His attorney recently told him to stay out of there.
Hunter, at the land trust, said Enloe shouldn’t worry.
“He sounds like a public servant,” Hunter said. “If he’s out there doing this on his own, that’s probably not the worst thing that could happen.”
Sallie Powell was the first person buried at Highland. That was June 15, 1909, just a few months after a company had purchased the land for $15,000.
Early on, gravesites were $15. According to a history put together in 2000 by Patterson’s group, the Midwest Afro-American Genealogical Interest Coalition, the cemetery would hold 25,000 graves.
But there was never any plan in place for longtime care.
A woman traveled from her home in Chicago to a class reunion earlier this year in Kansas City. While here, she went to Highland, where she has relatives buried.
“We didn’t even get out of the car because of all the brush,” Chestine Warfield Allen said. “I remember what the place used to look like. I was shocked.”
A comparison could be made to Union Cemetery, which officials say is the oldest public cemetery in Kansas City. It, too, had fallen into disrepair. But now it’s a tourist attraction.
The Union Cemetery Historical Society, formed in 1984, partners with Kansas City for upkeep and maintenance.
Without such effort, said Kevin Fewell, board president of the Union Cemetery Historical Society, cemeteries “just go the way of Highland.”
Highland’s biggest problem could be that it’s not in a city. It sits in unincorporated Jackson County just east of Interstate 435.
Jackson County Legislator Ken Bacchus said he had recently been asked about Highland.
“I’m not certain what if anything can be done,” Bacchus said. “Maybe we can do something like Kansas City did with Union.
“I just know there is serious history out there — it represents a time that no longer exists — and the place is in horrible shape.”
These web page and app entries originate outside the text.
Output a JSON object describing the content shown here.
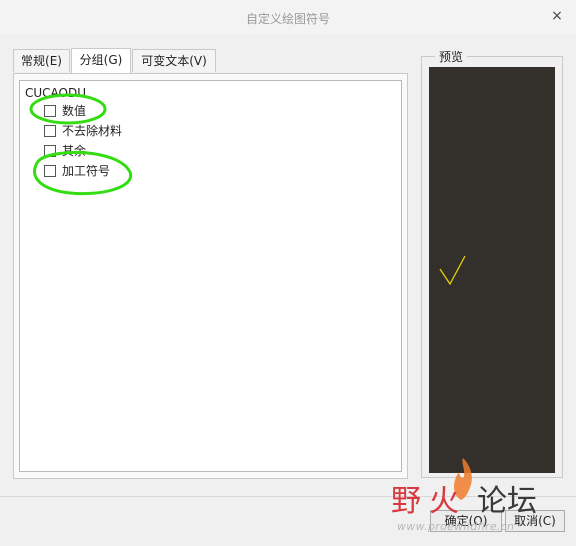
{
  "dialog": {
    "title": "自定义绘图符号",
    "close_glyph": "×"
  },
  "tabs": [
    {
      "label": "常规(E)",
      "active": false
    },
    {
      "label": "分组(G)",
      "active": true
    },
    {
      "label": "可变文本(V)",
      "active": false
    }
  ],
  "tree": {
    "root": "CUCAODU",
    "items": [
      {
        "label": "数值",
        "checked": false,
        "circled": true
      },
      {
        "label": "不去除材料",
        "checked": false,
        "circled": false
      },
      {
        "label": "其余",
        "checked": false,
        "circled": false
      },
      {
        "label": "加工符号",
        "checked": false,
        "circled": true
      }
    ]
  },
  "preview": {
    "label": "预览",
    "background": "#33302c",
    "symbol_color": "#e6d200"
  },
  "buttons": {
    "ok": "确定(O)",
    "cancel": "取消(C)"
  },
  "watermark": {
    "text_1": "野",
    "text_2": "火",
    "text_3": "论坛",
    "url": "www.proewildfire.cn"
  },
  "colors": {
    "annotation": "#33dd11",
    "watermark_red": "#d8383f",
    "flame": "#f07b2a"
  }
}
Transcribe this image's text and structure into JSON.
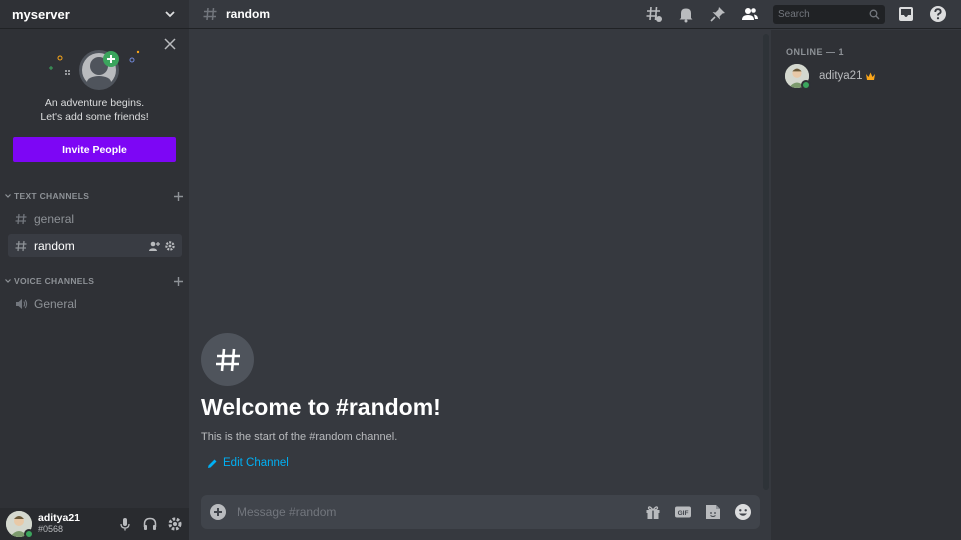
{
  "server": {
    "name": "myserver"
  },
  "invite": {
    "line1": "An adventure begins.",
    "line2": "Let's add some friends!",
    "button": "Invite People"
  },
  "categories": {
    "text": "TEXT CHANNELS",
    "voice": "VOICE CHANNELS"
  },
  "text_channels": [
    {
      "name": "general",
      "active": false
    },
    {
      "name": "random",
      "active": true
    }
  ],
  "voice_channels": [
    {
      "name": "General"
    }
  ],
  "user": {
    "name": "aditya21",
    "tag": "#0568"
  },
  "topbar": {
    "channel": "random",
    "search_placeholder": "Search"
  },
  "welcome": {
    "title": "Welcome to #random!",
    "subtitle": "This is the start of the #random channel.",
    "edit": "Edit Channel"
  },
  "composer": {
    "placeholder": "Message #random"
  },
  "members": {
    "heading": "ONLINE — 1",
    "list": [
      {
        "name": "aditya21",
        "owner": true
      }
    ]
  },
  "colors": {
    "accent": "#7d06f5",
    "link": "#00b0f4",
    "online": "#3ba55d",
    "crown": "#faa61a"
  }
}
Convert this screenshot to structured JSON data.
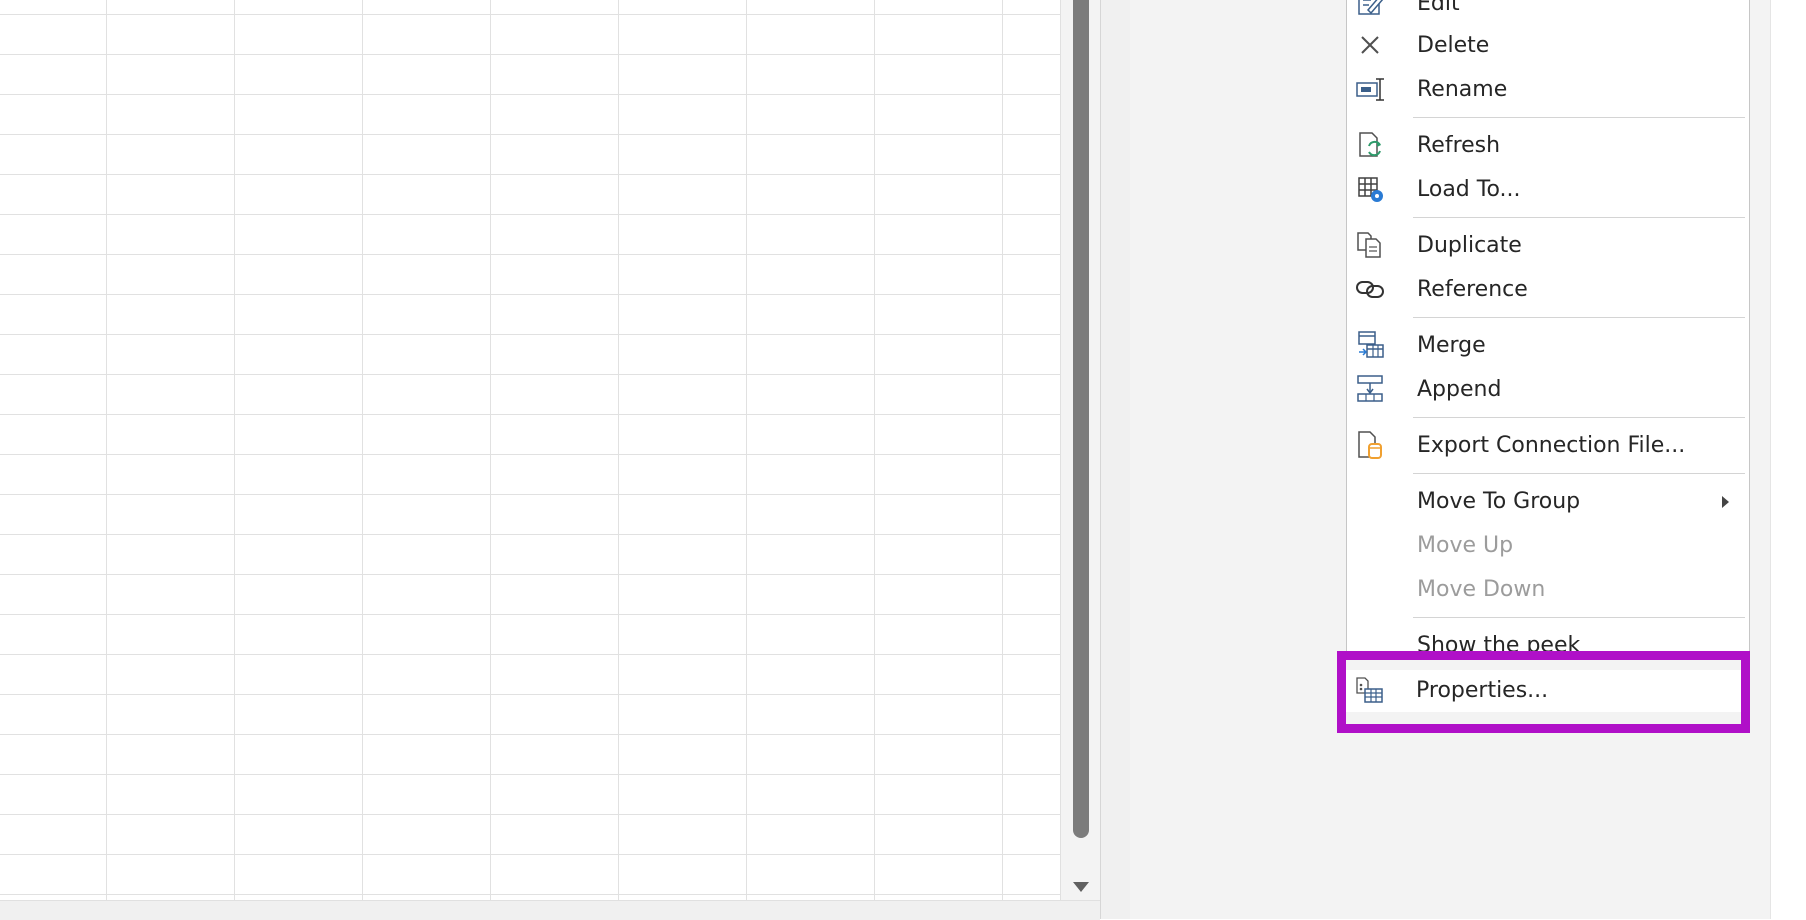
{
  "context_menu": {
    "items": [
      {
        "label": "Edit",
        "icon": "edit-icon"
      },
      {
        "label": "Delete",
        "icon": "delete-x-icon"
      },
      {
        "label": "Rename",
        "icon": "rename-icon"
      },
      {
        "label": "Refresh",
        "icon": "refresh-icon"
      },
      {
        "label": "Load To...",
        "icon": "load-to-icon"
      },
      {
        "label": "Duplicate",
        "icon": "duplicate-icon"
      },
      {
        "label": "Reference",
        "icon": "reference-icon"
      },
      {
        "label": "Merge",
        "icon": "merge-icon"
      },
      {
        "label": "Append",
        "icon": "append-icon"
      },
      {
        "label": "Export Connection File...",
        "icon": "export-connection-icon"
      },
      {
        "label": "Move To Group",
        "icon": "submenu-arrow-icon"
      },
      {
        "label": "Move Up",
        "disabled": true
      },
      {
        "label": "Move Down",
        "disabled": true
      },
      {
        "label": "Show the peek"
      },
      {
        "label": "Properties...",
        "icon": "properties-icon"
      }
    ]
  },
  "colors": {
    "highlight_border": "#b010c8",
    "refresh_green": "#2e9a6a",
    "load_blue": "#2a7bd4",
    "export_orange": "#f0a030"
  }
}
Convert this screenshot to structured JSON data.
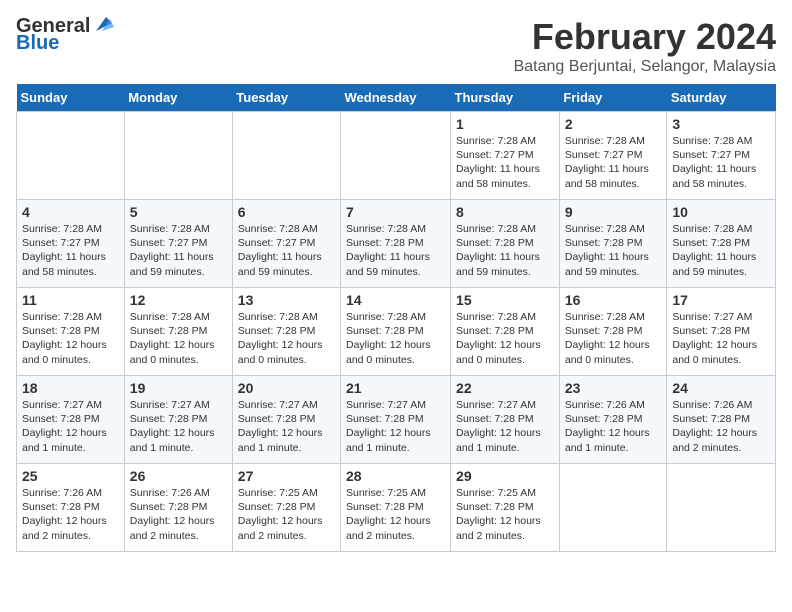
{
  "logo": {
    "line1": "General",
    "line2": "Blue"
  },
  "title": "February 2024",
  "subtitle": "Batang Berjuntai, Selangor, Malaysia",
  "weekdays": [
    "Sunday",
    "Monday",
    "Tuesday",
    "Wednesday",
    "Thursday",
    "Friday",
    "Saturday"
  ],
  "weeks": [
    [
      {
        "day": "",
        "info": ""
      },
      {
        "day": "",
        "info": ""
      },
      {
        "day": "",
        "info": ""
      },
      {
        "day": "",
        "info": ""
      },
      {
        "day": "1",
        "info": "Sunrise: 7:28 AM\nSunset: 7:27 PM\nDaylight: 11 hours\nand 58 minutes."
      },
      {
        "day": "2",
        "info": "Sunrise: 7:28 AM\nSunset: 7:27 PM\nDaylight: 11 hours\nand 58 minutes."
      },
      {
        "day": "3",
        "info": "Sunrise: 7:28 AM\nSunset: 7:27 PM\nDaylight: 11 hours\nand 58 minutes."
      }
    ],
    [
      {
        "day": "4",
        "info": "Sunrise: 7:28 AM\nSunset: 7:27 PM\nDaylight: 11 hours\nand 58 minutes."
      },
      {
        "day": "5",
        "info": "Sunrise: 7:28 AM\nSunset: 7:27 PM\nDaylight: 11 hours\nand 59 minutes."
      },
      {
        "day": "6",
        "info": "Sunrise: 7:28 AM\nSunset: 7:27 PM\nDaylight: 11 hours\nand 59 minutes."
      },
      {
        "day": "7",
        "info": "Sunrise: 7:28 AM\nSunset: 7:28 PM\nDaylight: 11 hours\nand 59 minutes."
      },
      {
        "day": "8",
        "info": "Sunrise: 7:28 AM\nSunset: 7:28 PM\nDaylight: 11 hours\nand 59 minutes."
      },
      {
        "day": "9",
        "info": "Sunrise: 7:28 AM\nSunset: 7:28 PM\nDaylight: 11 hours\nand 59 minutes."
      },
      {
        "day": "10",
        "info": "Sunrise: 7:28 AM\nSunset: 7:28 PM\nDaylight: 11 hours\nand 59 minutes."
      }
    ],
    [
      {
        "day": "11",
        "info": "Sunrise: 7:28 AM\nSunset: 7:28 PM\nDaylight: 12 hours\nand 0 minutes."
      },
      {
        "day": "12",
        "info": "Sunrise: 7:28 AM\nSunset: 7:28 PM\nDaylight: 12 hours\nand 0 minutes."
      },
      {
        "day": "13",
        "info": "Sunrise: 7:28 AM\nSunset: 7:28 PM\nDaylight: 12 hours\nand 0 minutes."
      },
      {
        "day": "14",
        "info": "Sunrise: 7:28 AM\nSunset: 7:28 PM\nDaylight: 12 hours\nand 0 minutes."
      },
      {
        "day": "15",
        "info": "Sunrise: 7:28 AM\nSunset: 7:28 PM\nDaylight: 12 hours\nand 0 minutes."
      },
      {
        "day": "16",
        "info": "Sunrise: 7:28 AM\nSunset: 7:28 PM\nDaylight: 12 hours\nand 0 minutes."
      },
      {
        "day": "17",
        "info": "Sunrise: 7:27 AM\nSunset: 7:28 PM\nDaylight: 12 hours\nand 0 minutes."
      }
    ],
    [
      {
        "day": "18",
        "info": "Sunrise: 7:27 AM\nSunset: 7:28 PM\nDaylight: 12 hours\nand 1 minute."
      },
      {
        "day": "19",
        "info": "Sunrise: 7:27 AM\nSunset: 7:28 PM\nDaylight: 12 hours\nand 1 minute."
      },
      {
        "day": "20",
        "info": "Sunrise: 7:27 AM\nSunset: 7:28 PM\nDaylight: 12 hours\nand 1 minute."
      },
      {
        "day": "21",
        "info": "Sunrise: 7:27 AM\nSunset: 7:28 PM\nDaylight: 12 hours\nand 1 minute."
      },
      {
        "day": "22",
        "info": "Sunrise: 7:27 AM\nSunset: 7:28 PM\nDaylight: 12 hours\nand 1 minute."
      },
      {
        "day": "23",
        "info": "Sunrise: 7:26 AM\nSunset: 7:28 PM\nDaylight: 12 hours\nand 1 minute."
      },
      {
        "day": "24",
        "info": "Sunrise: 7:26 AM\nSunset: 7:28 PM\nDaylight: 12 hours\nand 2 minutes."
      }
    ],
    [
      {
        "day": "25",
        "info": "Sunrise: 7:26 AM\nSunset: 7:28 PM\nDaylight: 12 hours\nand 2 minutes."
      },
      {
        "day": "26",
        "info": "Sunrise: 7:26 AM\nSunset: 7:28 PM\nDaylight: 12 hours\nand 2 minutes."
      },
      {
        "day": "27",
        "info": "Sunrise: 7:25 AM\nSunset: 7:28 PM\nDaylight: 12 hours\nand 2 minutes."
      },
      {
        "day": "28",
        "info": "Sunrise: 7:25 AM\nSunset: 7:28 PM\nDaylight: 12 hours\nand 2 minutes."
      },
      {
        "day": "29",
        "info": "Sunrise: 7:25 AM\nSunset: 7:28 PM\nDaylight: 12 hours\nand 2 minutes."
      },
      {
        "day": "",
        "info": ""
      },
      {
        "day": "",
        "info": ""
      }
    ]
  ]
}
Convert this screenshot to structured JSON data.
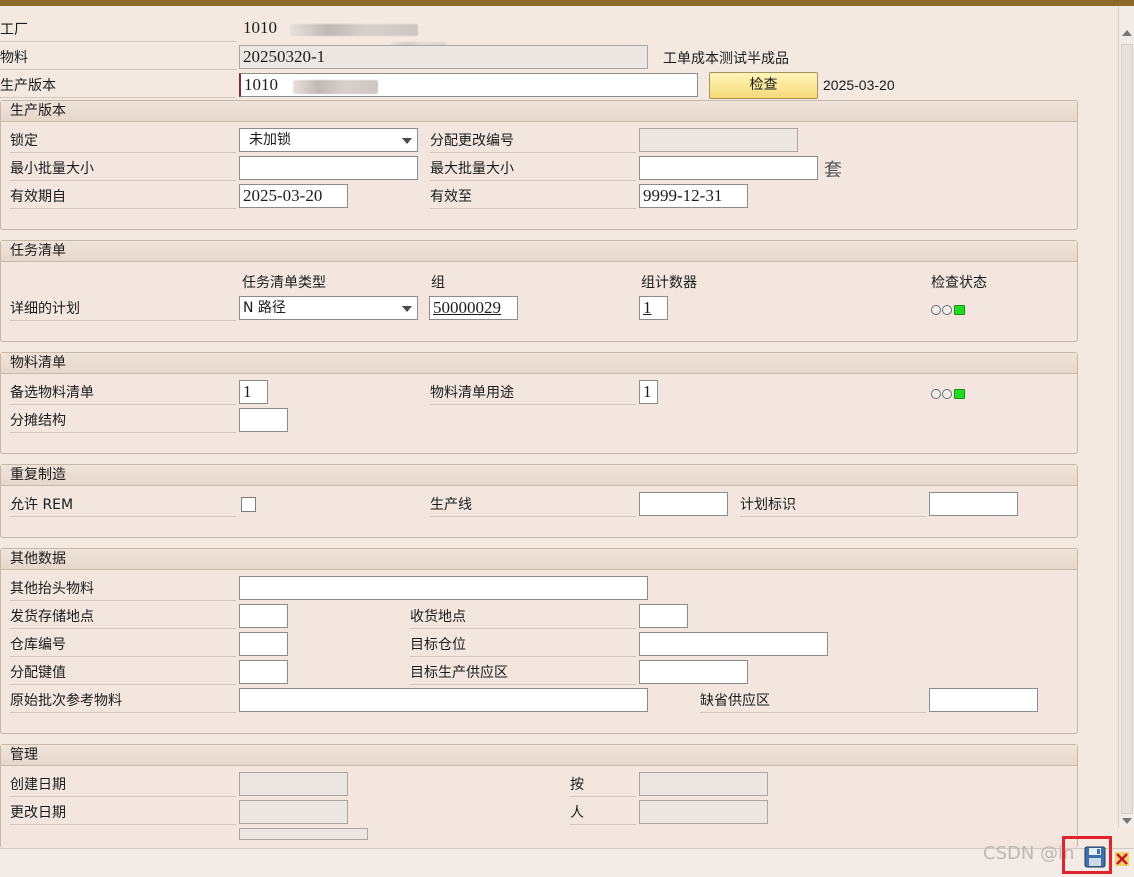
{
  "header": {
    "plant_label": "工厂",
    "plant_value": "1010",
    "material_label": "物料",
    "material_value": "20250320-1",
    "material_desc": "工单成本测试半成品",
    "version_label": "生产版本",
    "version_value": "1010",
    "check_button": "检查",
    "check_date": "2025-03-20"
  },
  "prod_version": {
    "title": "生产版本",
    "lock_label": "锁定",
    "lock_value": "未加锁",
    "change_no_label": "分配更改编号",
    "min_lot_label": "最小批量大小",
    "max_lot_label": "最大批量大小",
    "unit": "套",
    "valid_from_label": "有效期自",
    "valid_from_value": "2025-03-20",
    "valid_to_label": "有效至",
    "valid_to_value": "9999-12-31"
  },
  "task_list": {
    "title": "任务清单",
    "col_type": "任务清单类型",
    "col_group": "组",
    "col_counter": "组计数器",
    "col_status": "检查状态",
    "row_label": "详细的计划",
    "type_value": "N 路径",
    "group_value": "50000029",
    "counter_value": "1",
    "status": "green"
  },
  "bom": {
    "title": "物料清单",
    "alt_bom_label": "备选物料清单",
    "alt_bom_value": "1",
    "usage_label": "物料清单用途",
    "usage_value": "1",
    "apportion_label": "分摊结构",
    "status": "green"
  },
  "rem": {
    "title": "重复制造",
    "allow_label": "允许 REM",
    "allow_checked": false,
    "line_label": "生产线",
    "plan_id_label": "计划标识"
  },
  "other": {
    "title": "其他数据",
    "other_header_label": "其他抬头物料",
    "issue_loc_label": "发货存储地点",
    "receive_loc_label": "收货地点",
    "warehouse_label": "仓库编号",
    "target_bin_label": "目标仓位",
    "dist_key_label": "分配键值",
    "target_supply_label": "目标生产供应区",
    "orig_batch_label": "原始批次参考物料",
    "default_supply_label": "缺省供应区"
  },
  "admin": {
    "title": "管理",
    "created_label": "创建日期",
    "by_label": "按",
    "changed_label": "更改日期",
    "person_label": "人"
  },
  "footer": {
    "watermark": "CSDN @in",
    "save_icon": "save-icon",
    "highlight_color": "#e0242f"
  }
}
Marion Watkins, another member of the Watkins Brothers Memorial Chapel family, is the person who approached Bacchus. She is in the third generation of the family business and has worked there most of her life.
“I remember the stories of horse-drawn hearses leaving the old chapel on Lydia and going out to Highland,” Watkins said. “I probably know four generations of people buried there, and it’s just a shame what’s happened. I’m not sure a lot of people even know it.
“If they knew, something might get done about it.”